* [Exercise requirements]:
For the listing below, report all lines that hold the word "operating".

* [Recorded data]:

####################

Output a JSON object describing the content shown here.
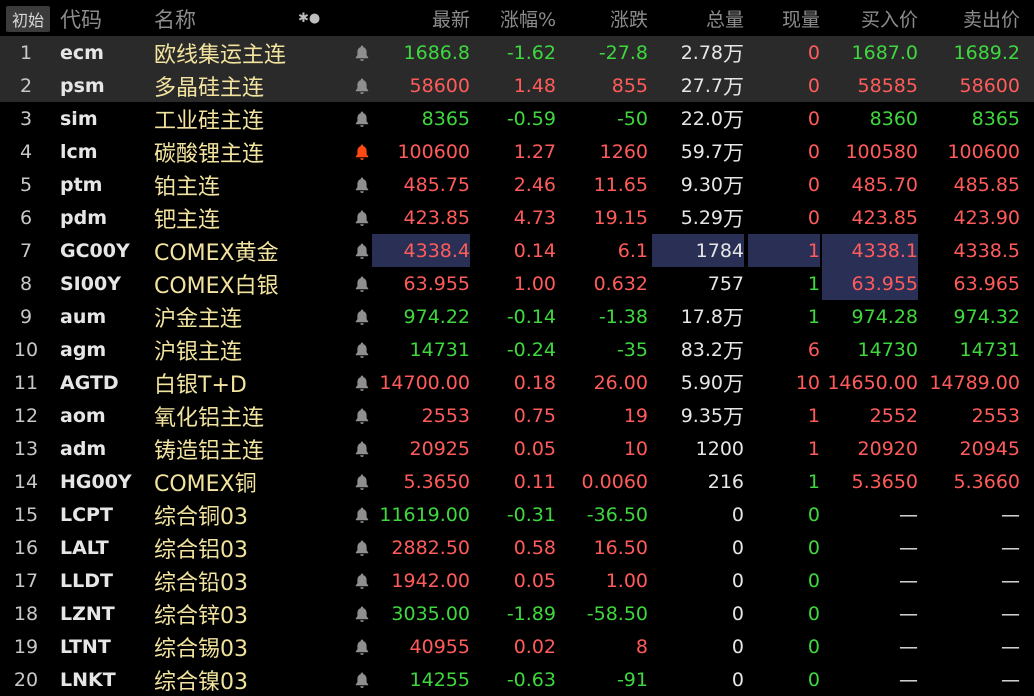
{
  "header": {
    "init_label": "初始",
    "code": "代码",
    "name": "名称",
    "icons": "✱●",
    "last": "最新",
    "pct": "涨幅%",
    "chg": "涨跌",
    "vol": "总量",
    "cur": "现量",
    "bid": "买入价",
    "ask": "卖出价"
  },
  "colors": {
    "up": "#ff5b5b",
    "down": "#3ed83e",
    "neutral": "#e6e6e6",
    "name": "#f2e39e",
    "alert": "#ff4a14"
  },
  "rows": [
    {
      "seq": "1",
      "code": "ecm",
      "name": "欧线集运主连",
      "bell": "grey",
      "last": "1686.8",
      "pct": "-1.62",
      "chg": "-27.8",
      "vol": "2.78",
      "vol_unit": "万",
      "cur": "0",
      "bid": "1687.0",
      "ask": "1689.2",
      "c_last": "green",
      "c_pct": "green",
      "c_chg": "green",
      "c_cur": "red",
      "c_bid": "green",
      "c_ask": "green",
      "bg": "gray"
    },
    {
      "seq": "2",
      "code": "psm",
      "name": "多晶硅主连",
      "bell": "grey",
      "last": "58600",
      "pct": "1.48",
      "chg": "855",
      "vol": "27.7",
      "vol_unit": "万",
      "cur": "0",
      "bid": "58585",
      "ask": "58600",
      "c_last": "red",
      "c_pct": "red",
      "c_chg": "red",
      "c_cur": "red",
      "c_bid": "red",
      "c_ask": "red",
      "bg": "gray"
    },
    {
      "seq": "3",
      "code": "sim",
      "name": "工业硅主连",
      "bell": "grey",
      "last": "8365",
      "pct": "-0.59",
      "chg": "-50",
      "vol": "22.0",
      "vol_unit": "万",
      "cur": "0",
      "bid": "8360",
      "ask": "8365",
      "c_last": "green",
      "c_pct": "green",
      "c_chg": "green",
      "c_cur": "red",
      "c_bid": "green",
      "c_ask": "green"
    },
    {
      "seq": "4",
      "code": "lcm",
      "name": "碳酸锂主连",
      "bell": "alert",
      "last": "100600",
      "pct": "1.27",
      "chg": "1260",
      "vol": "59.7",
      "vol_unit": "万",
      "cur": "0",
      "bid": "100580",
      "ask": "100600",
      "c_last": "red",
      "c_pct": "red",
      "c_chg": "red",
      "c_cur": "red",
      "c_bid": "red",
      "c_ask": "red"
    },
    {
      "seq": "5",
      "code": "ptm",
      "name": "铂主连",
      "bell": "grey",
      "last": "485.75",
      "pct": "2.46",
      "chg": "11.65",
      "vol": "9.30",
      "vol_unit": "万",
      "cur": "0",
      "bid": "485.70",
      "ask": "485.85",
      "c_last": "red",
      "c_pct": "red",
      "c_chg": "red",
      "c_cur": "red",
      "c_bid": "red",
      "c_ask": "red"
    },
    {
      "seq": "6",
      "code": "pdm",
      "name": "钯主连",
      "bell": "grey",
      "last": "423.85",
      "pct": "4.73",
      "chg": "19.15",
      "vol": "5.29",
      "vol_unit": "万",
      "cur": "0",
      "bid": "423.85",
      "ask": "423.90",
      "c_last": "red",
      "c_pct": "red",
      "c_chg": "red",
      "c_cur": "red",
      "c_bid": "red",
      "c_ask": "red"
    },
    {
      "seq": "7",
      "code": "GC00Y",
      "name": "COMEX黄金",
      "bell": "grey",
      "last": "4338.4",
      "pct": "0.14",
      "chg": "6.1",
      "vol": "1784",
      "vol_unit": "",
      "cur": "1",
      "bid": "4338.1",
      "ask": "4338.5",
      "c_last": "red",
      "c_pct": "red",
      "c_chg": "red",
      "c_cur": "red",
      "c_bid": "red",
      "c_ask": "red",
      "hl_last": true,
      "hl_vol": true
    },
    {
      "seq": "8",
      "code": "SI00Y",
      "name": "COMEX白银",
      "bell": "grey",
      "last": "63.955",
      "pct": "1.00",
      "chg": "0.632",
      "vol": "757",
      "vol_unit": "",
      "cur": "1",
      "bid": "63.955",
      "ask": "63.965",
      "c_last": "red",
      "c_pct": "red",
      "c_chg": "red",
      "c_cur": "green",
      "c_bid": "red",
      "c_ask": "red",
      "hl_bid": true
    },
    {
      "seq": "9",
      "code": "aum",
      "name": "沪金主连",
      "bell": "grey",
      "last": "974.22",
      "pct": "-0.14",
      "chg": "-1.38",
      "vol": "17.8",
      "vol_unit": "万",
      "cur": "1",
      "bid": "974.28",
      "ask": "974.32",
      "c_last": "green",
      "c_pct": "green",
      "c_chg": "green",
      "c_cur": "green",
      "c_bid": "green",
      "c_ask": "green"
    },
    {
      "seq": "10",
      "code": "agm",
      "name": "沪银主连",
      "bell": "grey",
      "last": "14731",
      "pct": "-0.24",
      "chg": "-35",
      "vol": "83.2",
      "vol_unit": "万",
      "cur": "6",
      "bid": "14730",
      "ask": "14731",
      "c_last": "green",
      "c_pct": "green",
      "c_chg": "green",
      "c_cur": "red",
      "c_bid": "green",
      "c_ask": "green"
    },
    {
      "seq": "11",
      "code": "AGTD",
      "name": "白银T+D",
      "bell": "grey",
      "last": "14700.00",
      "pct": "0.18",
      "chg": "26.00",
      "vol": "5.90",
      "vol_unit": "万",
      "cur": "10",
      "bid": "14650.00",
      "ask": "14789.00",
      "c_last": "red",
      "c_pct": "red",
      "c_chg": "red",
      "c_cur": "red",
      "c_bid": "red",
      "c_ask": "red"
    },
    {
      "seq": "12",
      "code": "aom",
      "name": "氧化铝主连",
      "bell": "grey",
      "last": "2553",
      "pct": "0.75",
      "chg": "19",
      "vol": "9.35",
      "vol_unit": "万",
      "cur": "1",
      "bid": "2552",
      "ask": "2553",
      "c_last": "red",
      "c_pct": "red",
      "c_chg": "red",
      "c_cur": "red",
      "c_bid": "red",
      "c_ask": "red"
    },
    {
      "seq": "13",
      "code": "adm",
      "name": "铸造铝主连",
      "bell": "grey",
      "last": "20925",
      "pct": "0.05",
      "chg": "10",
      "vol": "1200",
      "vol_unit": "",
      "cur": "1",
      "bid": "20920",
      "ask": "20945",
      "c_last": "red",
      "c_pct": "red",
      "c_chg": "red",
      "c_cur": "red",
      "c_bid": "red",
      "c_ask": "red"
    },
    {
      "seq": "14",
      "code": "HG00Y",
      "name": "COMEX铜",
      "bell": "grey",
      "last": "5.3650",
      "pct": "0.11",
      "chg": "0.0060",
      "vol": "216",
      "vol_unit": "",
      "cur": "1",
      "bid": "5.3650",
      "ask": "5.3660",
      "c_last": "red",
      "c_pct": "red",
      "c_chg": "red",
      "c_cur": "green",
      "c_bid": "red",
      "c_ask": "red"
    },
    {
      "seq": "15",
      "code": "LCPT",
      "name": "综合铜03",
      "bell": "grey",
      "last": "11619.00",
      "pct": "-0.31",
      "chg": "-36.50",
      "vol": "0",
      "vol_unit": "",
      "cur": "0",
      "bid": "—",
      "ask": "—",
      "c_last": "green",
      "c_pct": "green",
      "c_chg": "green",
      "c_cur": "green",
      "c_bid": "white",
      "c_ask": "white"
    },
    {
      "seq": "16",
      "code": "LALT",
      "name": "综合铝03",
      "bell": "grey",
      "last": "2882.50",
      "pct": "0.58",
      "chg": "16.50",
      "vol": "0",
      "vol_unit": "",
      "cur": "0",
      "bid": "—",
      "ask": "—",
      "c_last": "red",
      "c_pct": "red",
      "c_chg": "red",
      "c_cur": "green",
      "c_bid": "white",
      "c_ask": "white"
    },
    {
      "seq": "17",
      "code": "LLDT",
      "name": "综合铅03",
      "bell": "grey",
      "last": "1942.00",
      "pct": "0.05",
      "chg": "1.00",
      "vol": "0",
      "vol_unit": "",
      "cur": "0",
      "bid": "—",
      "ask": "—",
      "c_last": "red",
      "c_pct": "red",
      "c_chg": "red",
      "c_cur": "green",
      "c_bid": "white",
      "c_ask": "white"
    },
    {
      "seq": "18",
      "code": "LZNT",
      "name": "综合锌03",
      "bell": "grey",
      "last": "3035.00",
      "pct": "-1.89",
      "chg": "-58.50",
      "vol": "0",
      "vol_unit": "",
      "cur": "0",
      "bid": "—",
      "ask": "—",
      "c_last": "green",
      "c_pct": "green",
      "c_chg": "green",
      "c_cur": "green",
      "c_bid": "white",
      "c_ask": "white"
    },
    {
      "seq": "19",
      "code": "LTNT",
      "name": "综合锡03",
      "bell": "grey",
      "last": "40955",
      "pct": "0.02",
      "chg": "8",
      "vol": "0",
      "vol_unit": "",
      "cur": "0",
      "bid": "—",
      "ask": "—",
      "c_last": "red",
      "c_pct": "red",
      "c_chg": "red",
      "c_cur": "green",
      "c_bid": "white",
      "c_ask": "white"
    },
    {
      "seq": "20",
      "code": "LNKT",
      "name": "综合镍03",
      "bell": "grey",
      "last": "14255",
      "pct": "-0.63",
      "chg": "-91",
      "vol": "0",
      "vol_unit": "",
      "cur": "0",
      "bid": "—",
      "ask": "—",
      "c_last": "green",
      "c_pct": "green",
      "c_chg": "green",
      "c_cur": "green",
      "c_bid": "white",
      "c_ask": "white"
    }
  ]
}
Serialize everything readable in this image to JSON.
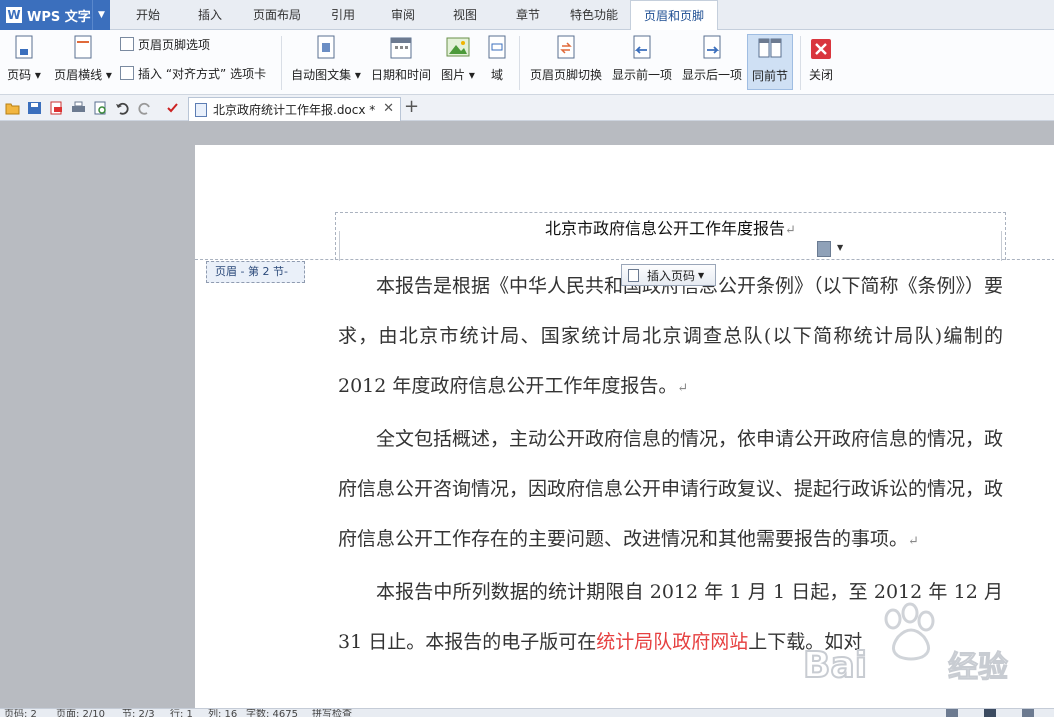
{
  "app": {
    "name": "WPS 文字"
  },
  "ribbon_tabs": [
    "开始",
    "插入",
    "页面布局",
    "引用",
    "审阅",
    "视图",
    "章节",
    "特色功能",
    "页眉和页脚"
  ],
  "ribbon": {
    "page_number": "页码",
    "header_line": "页眉横线",
    "header_footer_options": "页眉页脚选项",
    "insert_align_tab": "插入 “对齐方式” 选项卡",
    "auto_text": "自动图文集",
    "date_time": "日期和时间",
    "picture": "图片",
    "field": "域",
    "switch_header_footer": "页眉页脚切换",
    "show_previous": "显示前一项",
    "show_next": "显示后一项",
    "same_as_previous": "同前节",
    "close": "关闭"
  },
  "document_tab": {
    "filename": "北京政府统计工作年报.docx *"
  },
  "page": {
    "header_text": "北京市政府信息公开工作年度报告",
    "section_label": "页眉 - 第 2 节-",
    "insert_page_number": "插入页码",
    "paragraphs": [
      "本报告是根据《中华人民共和国政府信息公开条例》（以下简称《条例》）要求，由北京市统计局、国家统计局北京调查总队(以下简称统计局队)编制的 2012 年度政府信息公开工作年度报告。",
      "全文包括概述，主动公开政府信息的情况，依申请公开政府信息的情况，政府信息公开咨询情况，因政府信息公开申请行政复议、提起行政诉讼的情况，政府信息公开工作存在的主要问题、改进情况和其他需要报告的事项。"
    ],
    "p3_before": "本报告中所列数据的统计期限自 2012 年 1 月 1 日起，至 2012 年 12 月 31 日止。本报告的电子版可在",
    "p3_link": "统计局队政府网站",
    "p3_after": "上下载。如对",
    "paragraph_mark": "↵"
  },
  "watermark": {
    "text": "Bai 经验"
  },
  "statusbar": {
    "page_num": "页码: 2",
    "pages": "页面: 2/10",
    "section": "节: 2/3",
    "row": "行: 1",
    "col": "列: 16",
    "char_count": "字数: 4675",
    "spell_check": "拼写检查"
  },
  "colors": {
    "accent": "#3b6fbd",
    "link": "#e64040",
    "active_tab_text": "#1f4f93"
  }
}
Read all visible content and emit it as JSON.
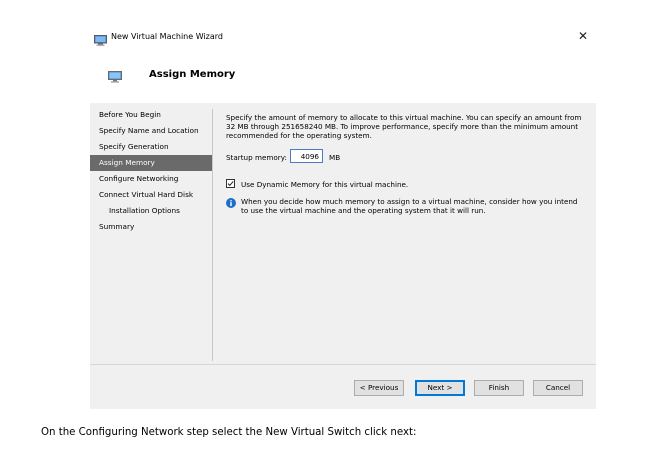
{
  "window": {
    "title": "New Virtual Machine Wizard",
    "close_glyph": "✕",
    "icon": "hyper-v-monitor-icon"
  },
  "header": {
    "title": "Assign Memory",
    "icon": "memory-monitor-icon"
  },
  "nav": {
    "items": [
      {
        "label": "Before You Begin",
        "active": false,
        "sub": false
      },
      {
        "label": "Specify Name and Location",
        "active": false,
        "sub": false
      },
      {
        "label": "Specify Generation",
        "active": false,
        "sub": false
      },
      {
        "label": "Assign Memory",
        "active": true,
        "sub": false
      },
      {
        "label": "Configure Networking",
        "active": false,
        "sub": false
      },
      {
        "label": "Connect Virtual Hard Disk",
        "active": false,
        "sub": false
      },
      {
        "label": "Installation Options",
        "active": false,
        "sub": true
      },
      {
        "label": "Summary",
        "active": false,
        "sub": false
      }
    ]
  },
  "main": {
    "description": "Specify the amount of memory to allocate to this virtual machine. You can specify an amount from 32 MB through 251658240 MB. To improve performance, specify more than the minimum amount recommended for the operating system.",
    "startup_memory_label": "Startup memory:",
    "startup_memory_value": "4096",
    "startup_memory_unit": "MB",
    "dynamic_memory_label": "Use Dynamic Memory for this virtual machine.",
    "dynamic_memory_checked": true,
    "info_text": "When you decide how much memory to assign to a virtual machine, consider how you intend to use the virtual machine and the operating system that it will run."
  },
  "buttons": {
    "previous": "< Previous",
    "next": "Next >",
    "finish": "Finish",
    "cancel": "Cancel"
  },
  "caption": "On the Configuring Network step select the New Virtual Switch click next:",
  "colors": {
    "content_bg": "#f0f0f0",
    "nav_active_bg": "#6a6a6a",
    "accent": "#0078d7",
    "info_icon": "#1e6fc9"
  }
}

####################

* [Task output]:
    "description": "Specify the amount of memory to allocate to this virtual machine. You can specify an amount from 32 MB through 251658240 MB. To improve performance, specify more than the minimum amount recommended for the operating system.",
    "info_text": "When you decide how much memory to assign to a virtual machine, consider how you intend to use the virtual machine and the operating system that it will run."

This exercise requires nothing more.